┏━━
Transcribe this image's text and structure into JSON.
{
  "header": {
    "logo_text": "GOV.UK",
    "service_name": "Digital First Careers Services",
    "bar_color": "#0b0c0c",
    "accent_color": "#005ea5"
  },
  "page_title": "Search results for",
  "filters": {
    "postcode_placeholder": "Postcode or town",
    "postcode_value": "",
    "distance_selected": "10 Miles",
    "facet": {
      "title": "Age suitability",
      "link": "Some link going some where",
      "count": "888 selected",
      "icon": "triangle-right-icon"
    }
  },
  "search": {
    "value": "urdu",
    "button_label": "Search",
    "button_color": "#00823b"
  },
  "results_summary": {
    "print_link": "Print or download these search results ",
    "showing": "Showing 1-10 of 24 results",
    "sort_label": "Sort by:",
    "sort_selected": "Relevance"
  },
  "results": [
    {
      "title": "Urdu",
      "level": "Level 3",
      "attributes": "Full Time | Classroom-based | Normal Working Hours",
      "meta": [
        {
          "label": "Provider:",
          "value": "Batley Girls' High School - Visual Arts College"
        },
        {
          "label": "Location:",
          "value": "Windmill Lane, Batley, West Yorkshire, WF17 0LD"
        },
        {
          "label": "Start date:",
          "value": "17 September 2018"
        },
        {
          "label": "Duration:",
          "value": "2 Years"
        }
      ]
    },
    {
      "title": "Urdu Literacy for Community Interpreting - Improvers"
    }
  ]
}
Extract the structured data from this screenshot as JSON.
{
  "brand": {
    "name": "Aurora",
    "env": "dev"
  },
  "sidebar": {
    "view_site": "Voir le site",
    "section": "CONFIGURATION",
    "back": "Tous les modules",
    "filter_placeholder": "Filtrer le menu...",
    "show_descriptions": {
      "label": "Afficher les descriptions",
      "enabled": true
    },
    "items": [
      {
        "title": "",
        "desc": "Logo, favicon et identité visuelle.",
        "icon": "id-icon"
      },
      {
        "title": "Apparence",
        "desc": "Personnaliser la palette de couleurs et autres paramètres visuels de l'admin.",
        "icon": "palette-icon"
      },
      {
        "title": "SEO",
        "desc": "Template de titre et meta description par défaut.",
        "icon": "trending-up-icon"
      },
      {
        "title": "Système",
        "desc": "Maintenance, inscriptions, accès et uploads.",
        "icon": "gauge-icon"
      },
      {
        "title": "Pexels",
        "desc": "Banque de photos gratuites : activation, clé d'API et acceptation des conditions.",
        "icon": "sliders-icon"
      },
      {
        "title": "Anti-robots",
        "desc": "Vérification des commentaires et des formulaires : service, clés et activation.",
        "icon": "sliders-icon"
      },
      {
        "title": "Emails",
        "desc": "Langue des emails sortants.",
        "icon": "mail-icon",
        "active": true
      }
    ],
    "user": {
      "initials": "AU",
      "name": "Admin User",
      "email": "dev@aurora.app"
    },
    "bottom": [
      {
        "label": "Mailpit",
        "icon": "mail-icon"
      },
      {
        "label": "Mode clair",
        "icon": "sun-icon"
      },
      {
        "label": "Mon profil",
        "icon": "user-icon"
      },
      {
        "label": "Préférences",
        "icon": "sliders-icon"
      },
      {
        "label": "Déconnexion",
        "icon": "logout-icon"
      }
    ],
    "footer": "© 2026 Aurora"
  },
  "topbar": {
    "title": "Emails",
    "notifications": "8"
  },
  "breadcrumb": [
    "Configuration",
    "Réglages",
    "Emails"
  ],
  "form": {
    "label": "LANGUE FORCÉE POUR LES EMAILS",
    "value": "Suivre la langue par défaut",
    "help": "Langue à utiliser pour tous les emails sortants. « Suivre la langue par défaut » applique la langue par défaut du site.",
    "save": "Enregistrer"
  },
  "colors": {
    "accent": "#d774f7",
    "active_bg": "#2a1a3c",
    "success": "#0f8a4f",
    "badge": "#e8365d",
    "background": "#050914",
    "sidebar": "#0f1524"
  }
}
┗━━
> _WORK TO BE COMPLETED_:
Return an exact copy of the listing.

> _ANSWER TO THIS PROBLEM_:
Transcribe this image's text and structure into JSON.
{
  "header": {
    "logo_text": "GOV.UK",
    "service_name": "Digital First Careers Services",
    "bar_color": "#0b0c0c",
    "accent_color": "#005ea5"
  },
  "page_title": "Search results for",
  "filters": {
    "postcode_placeholder": "Postcode or town",
    "postcode_value": "",
    "distance_selected": "10 Miles",
    "facet": {
      "title": "Age suitability",
      "link": "Some link going some where",
      "count": "888 selected",
      "icon": "triangle-right-icon"
    }
  },
  "search": {
    "value": "urdu",
    "button_label": "Search",
    "button_color": "#00823b"
  },
  "results_summary": {
    "print_link": "Print or download these search results ",
    "showing": "Showing 1-10 of 24 results",
    "sort_label": "Sort by:",
    "sort_selected": "Relevance"
  },
  "results": [
    {
      "title": "Urdu",
      "level": "Level 3",
      "attributes": "Full Time | Classroom-based | Normal Working Hours",
      "meta": [
        {
          "label": "Provider:",
          "value": "Batley Girls' High School - Visual Arts College"
        },
        {
          "label": "Location:",
          "value": "Windmill Lane, Batley, West Yorkshire, WF17 0LD"
        },
        {
          "label": "Start date:",
          "value": "17 September 2018"
        },
        {
          "label": "Duration:",
          "value": "2 Years"
        }
      ]
    },
    {
      "title": "Urdu Literacy for Community Interpreting - Improvers"
    }
  ]
}
Extract the structured data from this screenshot as JSON.
{
  "brand": {
    "name": "Aurora",
    "env": "dev"
  },
  "sidebar": {
    "view_site": "Voir le site",
    "section": "CONFIGURATION",
    "back": "Tous les modules",
    "filter_placeholder": "Filtrer le menu...",
    "show_descriptions": {
      "label": "Afficher les descriptions",
      "enabled": true
    },
    "items": [
      {
        "title": "",
        "desc": "Logo, favicon et identité visuelle.",
        "icon": "id-icon"
      },
      {
        "title": "Apparence",
        "desc": "Personnaliser la palette de couleurs et autres paramètres visuels de l'admin.",
        "icon": "palette-icon"
      },
      {
        "title": "SEO",
        "desc": "Template de titre et meta description par défaut.",
        "icon": "trending-up-icon"
      },
      {
        "title": "Système",
        "desc": "Maintenance, inscriptions, accès et uploads.",
        "icon": "gauge-icon"
      },
      {
        "title": "Pexels",
        "desc": "Banque de photos gratuites : activation, clé d'API et acceptation des conditions.",
        "icon": "sliders-icon"
      },
      {
        "title": "Anti-robots",
        "desc": "Vérification des commentaires et des formulaires : service, clés et activation.",
        "icon": "sliders-icon"
      },
      {
        "title": "Emails",
        "desc": "Langue des emails sortants.",
        "icon": "mail-icon",
        "active": true
      }
    ],
    "user": {
      "initials": "AU",
      "name": "Admin User",
      "email": "dev@aurora.app"
    },
    "bottom": [
      {
        "label": "Mailpit",
        "icon": "mail-icon"
      },
      {
        "label": "Mode clair",
        "icon": "sun-icon"
      },
      {
        "label": "Mon profil",
        "icon": "user-icon"
      },
      {
        "label": "Préférences",
        "icon": "sliders-icon"
      },
      {
        "label": "Déconnexion",
        "icon": "logout-icon"
      }
    ],
    "footer": "© 2026 Aurora"
  },
  "topbar": {
    "title": "Emails",
    "notifications": "8"
  },
  "breadcrumb": [
    "Configuration",
    "Réglages",
    "Emails"
  ],
  "form": {
    "label": "LANGUE FORCÉE POUR LES EMAILS",
    "value": "Suivre la langue par défaut",
    "help": "Langue à utiliser pour tous les emails sortants. « Suivre la langue par défaut » applique la langue par défaut du site.",
    "save": "Enregistrer"
  },
  "colors": {
    "accent": "#d774f7",
    "active_bg": "#2a1a3c",
    "success": "#0f8a4f",
    "badge": "#e8365d",
    "background": "#050914",
    "sidebar": "#0f1524"
  }
}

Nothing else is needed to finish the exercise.